Norway and other countries should protest against a country retaining assets that belong to the Afghan people, in contravention of the UN convention and generally accepted principles of international law. In addition, and unsurprisingly, this seizure has provoked the Taliban, making more difficult the cooperation for which the Oslo talks attempted to secure a basis.

Not all forms of cooperation are recognition

Under international law, not all forms of cooperation with the Taliban can be interpreted as recognition of the regime. Norway has a long tradition of consultations with various conflicting groups, without these consultations having to be seen as constituting recognition. The talks at Holmenkollen should be seen in this context.

But cooperation with the Taliban must go further. It is not possible to channel aid through the UN and voluntary organizations without an understanding with the Taliban. This applies to humanitarian aid, and also to education and health.

For example, the Taliban must provide access to lists of employees if support is to be given to teachers to ensure that girls and women can access all levels of education. Similar requirements will apply in healthcare and other sectors.

Afghanistan, and the state institutions that have been built up for the past 20 years, are completely dependent on external support. In any event, the demands being placed by the outside world on the Taliban will be weakened if there is no will to continue this support.

When the Taliban previously held power, from 1996 to 2001, they became ever more isolated. This isolation contributed to humanitarian suffering, economic suffering, extensive violations of human rights, and a role hosting international terrorist groups. This role culminated in the terrorist attacks on the United States in 2001. Hosting Al-Qaeda, and failing to restrain it, the Taliban bears considerable responsibility for these attacks. But a policy of isolation that prevents all dialogue with the Taliban and has a serious impact on ordinary Afghans is difficult to defend.

It is necessary to prioritize the provision of adequate amounts of aid, even if this involves cooperating with the Taliban.

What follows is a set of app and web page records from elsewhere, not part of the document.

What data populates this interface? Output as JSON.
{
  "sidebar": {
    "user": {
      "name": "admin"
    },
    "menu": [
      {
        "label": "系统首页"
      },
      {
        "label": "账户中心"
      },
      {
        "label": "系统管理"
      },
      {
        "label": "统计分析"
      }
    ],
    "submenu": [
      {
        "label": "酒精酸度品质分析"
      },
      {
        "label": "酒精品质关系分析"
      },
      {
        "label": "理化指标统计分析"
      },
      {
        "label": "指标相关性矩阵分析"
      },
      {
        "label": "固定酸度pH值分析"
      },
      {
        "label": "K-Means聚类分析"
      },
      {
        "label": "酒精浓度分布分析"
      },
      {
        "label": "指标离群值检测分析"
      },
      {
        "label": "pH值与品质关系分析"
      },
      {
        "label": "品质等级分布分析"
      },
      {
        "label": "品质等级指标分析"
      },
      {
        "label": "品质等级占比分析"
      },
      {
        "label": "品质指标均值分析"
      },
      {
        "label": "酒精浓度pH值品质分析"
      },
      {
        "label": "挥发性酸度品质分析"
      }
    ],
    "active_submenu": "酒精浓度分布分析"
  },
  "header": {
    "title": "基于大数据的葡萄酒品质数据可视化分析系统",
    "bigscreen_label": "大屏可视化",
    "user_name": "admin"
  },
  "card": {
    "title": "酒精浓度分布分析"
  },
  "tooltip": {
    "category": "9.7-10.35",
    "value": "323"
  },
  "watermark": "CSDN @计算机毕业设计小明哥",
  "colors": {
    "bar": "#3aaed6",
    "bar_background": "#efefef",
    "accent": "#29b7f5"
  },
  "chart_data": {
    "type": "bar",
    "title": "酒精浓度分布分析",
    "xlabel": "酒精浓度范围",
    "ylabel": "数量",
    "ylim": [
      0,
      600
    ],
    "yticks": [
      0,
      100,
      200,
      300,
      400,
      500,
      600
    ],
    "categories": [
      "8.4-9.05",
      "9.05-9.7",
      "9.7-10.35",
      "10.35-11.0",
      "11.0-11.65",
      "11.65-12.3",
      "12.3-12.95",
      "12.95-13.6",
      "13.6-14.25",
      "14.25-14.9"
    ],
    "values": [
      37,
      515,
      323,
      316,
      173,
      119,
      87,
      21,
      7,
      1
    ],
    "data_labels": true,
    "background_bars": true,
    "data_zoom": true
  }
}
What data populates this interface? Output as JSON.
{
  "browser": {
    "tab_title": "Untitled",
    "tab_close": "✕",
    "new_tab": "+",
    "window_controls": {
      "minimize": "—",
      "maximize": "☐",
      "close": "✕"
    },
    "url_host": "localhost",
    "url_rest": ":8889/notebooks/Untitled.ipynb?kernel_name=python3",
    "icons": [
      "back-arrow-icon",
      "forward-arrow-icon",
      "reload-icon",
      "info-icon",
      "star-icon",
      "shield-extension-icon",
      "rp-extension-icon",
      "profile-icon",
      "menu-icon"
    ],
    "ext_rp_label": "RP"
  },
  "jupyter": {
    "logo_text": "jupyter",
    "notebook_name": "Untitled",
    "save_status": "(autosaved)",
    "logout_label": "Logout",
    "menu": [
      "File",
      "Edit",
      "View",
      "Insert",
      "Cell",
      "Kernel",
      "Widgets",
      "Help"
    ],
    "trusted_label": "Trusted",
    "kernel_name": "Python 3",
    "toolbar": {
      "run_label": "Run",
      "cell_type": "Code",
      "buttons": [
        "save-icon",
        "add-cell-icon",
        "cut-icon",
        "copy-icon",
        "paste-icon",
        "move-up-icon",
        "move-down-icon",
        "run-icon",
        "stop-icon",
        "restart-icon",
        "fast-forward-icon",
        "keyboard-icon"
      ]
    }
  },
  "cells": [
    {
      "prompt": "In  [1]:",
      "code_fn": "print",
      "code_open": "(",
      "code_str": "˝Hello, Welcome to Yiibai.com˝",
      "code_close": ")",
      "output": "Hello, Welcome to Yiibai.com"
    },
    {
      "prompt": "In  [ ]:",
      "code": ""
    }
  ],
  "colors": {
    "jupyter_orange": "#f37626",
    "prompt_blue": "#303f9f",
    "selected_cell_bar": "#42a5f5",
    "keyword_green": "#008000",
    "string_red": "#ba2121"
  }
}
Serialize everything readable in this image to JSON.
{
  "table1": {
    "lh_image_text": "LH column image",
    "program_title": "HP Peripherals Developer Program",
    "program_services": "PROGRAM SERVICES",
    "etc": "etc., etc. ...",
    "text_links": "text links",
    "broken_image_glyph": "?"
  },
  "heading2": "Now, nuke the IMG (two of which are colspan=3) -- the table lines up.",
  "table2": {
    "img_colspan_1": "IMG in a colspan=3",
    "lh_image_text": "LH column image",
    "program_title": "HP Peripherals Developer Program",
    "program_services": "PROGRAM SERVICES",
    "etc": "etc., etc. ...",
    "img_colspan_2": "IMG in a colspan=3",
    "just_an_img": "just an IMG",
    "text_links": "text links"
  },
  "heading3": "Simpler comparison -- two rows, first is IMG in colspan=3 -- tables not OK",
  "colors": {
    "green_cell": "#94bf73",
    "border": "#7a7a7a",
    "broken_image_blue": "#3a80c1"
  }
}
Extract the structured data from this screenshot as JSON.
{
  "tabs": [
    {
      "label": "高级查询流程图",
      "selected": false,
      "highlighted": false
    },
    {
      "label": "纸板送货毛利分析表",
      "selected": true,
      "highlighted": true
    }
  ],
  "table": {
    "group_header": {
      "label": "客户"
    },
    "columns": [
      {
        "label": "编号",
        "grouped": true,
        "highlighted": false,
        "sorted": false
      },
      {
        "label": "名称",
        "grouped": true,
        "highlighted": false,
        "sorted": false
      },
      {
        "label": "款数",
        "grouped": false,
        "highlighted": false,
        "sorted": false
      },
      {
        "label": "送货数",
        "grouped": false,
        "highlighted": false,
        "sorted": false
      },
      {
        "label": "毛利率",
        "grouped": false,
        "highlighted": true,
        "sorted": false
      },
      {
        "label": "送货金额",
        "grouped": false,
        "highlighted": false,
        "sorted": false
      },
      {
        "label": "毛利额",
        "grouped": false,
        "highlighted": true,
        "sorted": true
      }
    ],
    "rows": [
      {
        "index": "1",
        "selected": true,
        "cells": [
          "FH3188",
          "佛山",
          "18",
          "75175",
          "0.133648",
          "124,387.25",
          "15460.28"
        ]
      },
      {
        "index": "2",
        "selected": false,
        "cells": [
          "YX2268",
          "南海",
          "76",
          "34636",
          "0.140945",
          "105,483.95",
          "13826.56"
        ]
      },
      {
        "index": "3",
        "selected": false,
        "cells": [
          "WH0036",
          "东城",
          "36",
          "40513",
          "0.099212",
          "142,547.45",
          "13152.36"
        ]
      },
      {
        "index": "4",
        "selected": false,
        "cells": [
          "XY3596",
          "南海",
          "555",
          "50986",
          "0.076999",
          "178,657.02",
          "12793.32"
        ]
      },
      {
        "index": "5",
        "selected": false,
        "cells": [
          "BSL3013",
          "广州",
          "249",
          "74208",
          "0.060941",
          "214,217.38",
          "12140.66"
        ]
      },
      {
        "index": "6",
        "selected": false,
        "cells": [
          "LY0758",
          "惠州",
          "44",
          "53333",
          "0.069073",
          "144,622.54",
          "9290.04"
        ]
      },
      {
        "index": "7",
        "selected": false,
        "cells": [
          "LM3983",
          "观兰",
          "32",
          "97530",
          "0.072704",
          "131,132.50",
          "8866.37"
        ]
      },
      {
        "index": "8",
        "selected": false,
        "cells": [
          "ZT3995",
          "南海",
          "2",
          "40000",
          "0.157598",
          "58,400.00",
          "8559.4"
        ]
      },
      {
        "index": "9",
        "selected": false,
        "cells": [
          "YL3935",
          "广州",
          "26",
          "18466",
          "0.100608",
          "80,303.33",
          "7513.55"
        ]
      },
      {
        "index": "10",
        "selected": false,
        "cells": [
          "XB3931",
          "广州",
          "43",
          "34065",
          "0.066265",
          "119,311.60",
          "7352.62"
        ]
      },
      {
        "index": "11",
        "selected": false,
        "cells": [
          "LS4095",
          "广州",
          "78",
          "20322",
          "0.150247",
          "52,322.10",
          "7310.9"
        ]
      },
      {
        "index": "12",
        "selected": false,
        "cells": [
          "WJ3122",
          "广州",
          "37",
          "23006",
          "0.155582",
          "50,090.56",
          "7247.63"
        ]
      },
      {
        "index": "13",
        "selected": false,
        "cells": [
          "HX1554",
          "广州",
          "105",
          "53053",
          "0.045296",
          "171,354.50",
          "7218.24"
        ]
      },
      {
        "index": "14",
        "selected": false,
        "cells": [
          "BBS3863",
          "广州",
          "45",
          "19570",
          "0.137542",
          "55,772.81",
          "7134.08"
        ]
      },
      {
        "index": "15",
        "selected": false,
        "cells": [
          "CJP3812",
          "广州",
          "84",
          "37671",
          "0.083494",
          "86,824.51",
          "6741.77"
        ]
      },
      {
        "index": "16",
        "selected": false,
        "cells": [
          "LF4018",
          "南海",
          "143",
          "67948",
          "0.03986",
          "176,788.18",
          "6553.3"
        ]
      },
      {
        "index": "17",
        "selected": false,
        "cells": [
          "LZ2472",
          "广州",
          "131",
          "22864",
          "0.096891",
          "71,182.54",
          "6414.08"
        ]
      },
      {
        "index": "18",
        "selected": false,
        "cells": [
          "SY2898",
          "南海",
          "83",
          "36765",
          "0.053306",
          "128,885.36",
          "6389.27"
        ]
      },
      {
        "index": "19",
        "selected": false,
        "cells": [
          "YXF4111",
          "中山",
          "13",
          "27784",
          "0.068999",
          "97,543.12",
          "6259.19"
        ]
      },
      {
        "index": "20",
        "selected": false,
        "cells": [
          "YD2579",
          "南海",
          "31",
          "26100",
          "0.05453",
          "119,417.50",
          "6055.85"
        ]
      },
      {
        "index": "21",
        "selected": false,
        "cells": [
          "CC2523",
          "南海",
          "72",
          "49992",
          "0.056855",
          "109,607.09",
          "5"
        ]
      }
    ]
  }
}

Then formal recognition of the regime can perhaps serve as a carrot to encourage the Taliban to play their part in getting aid through to the population and respecting human rights.

  • This is an extended version of an op.ed that was published in Aftenposten in Norwegian 20 March 2022 as “Vi må samarbeide med Taliban”. You can read it by clicking here.
  • Translation from Norwegian: Fidotext

The athours

  • Kristian Berg Harpviken, Research Professor, PRIO
  • Geir Ulfstein, Emeritus Professor, Faculty of Law/University of Oslo
Share this: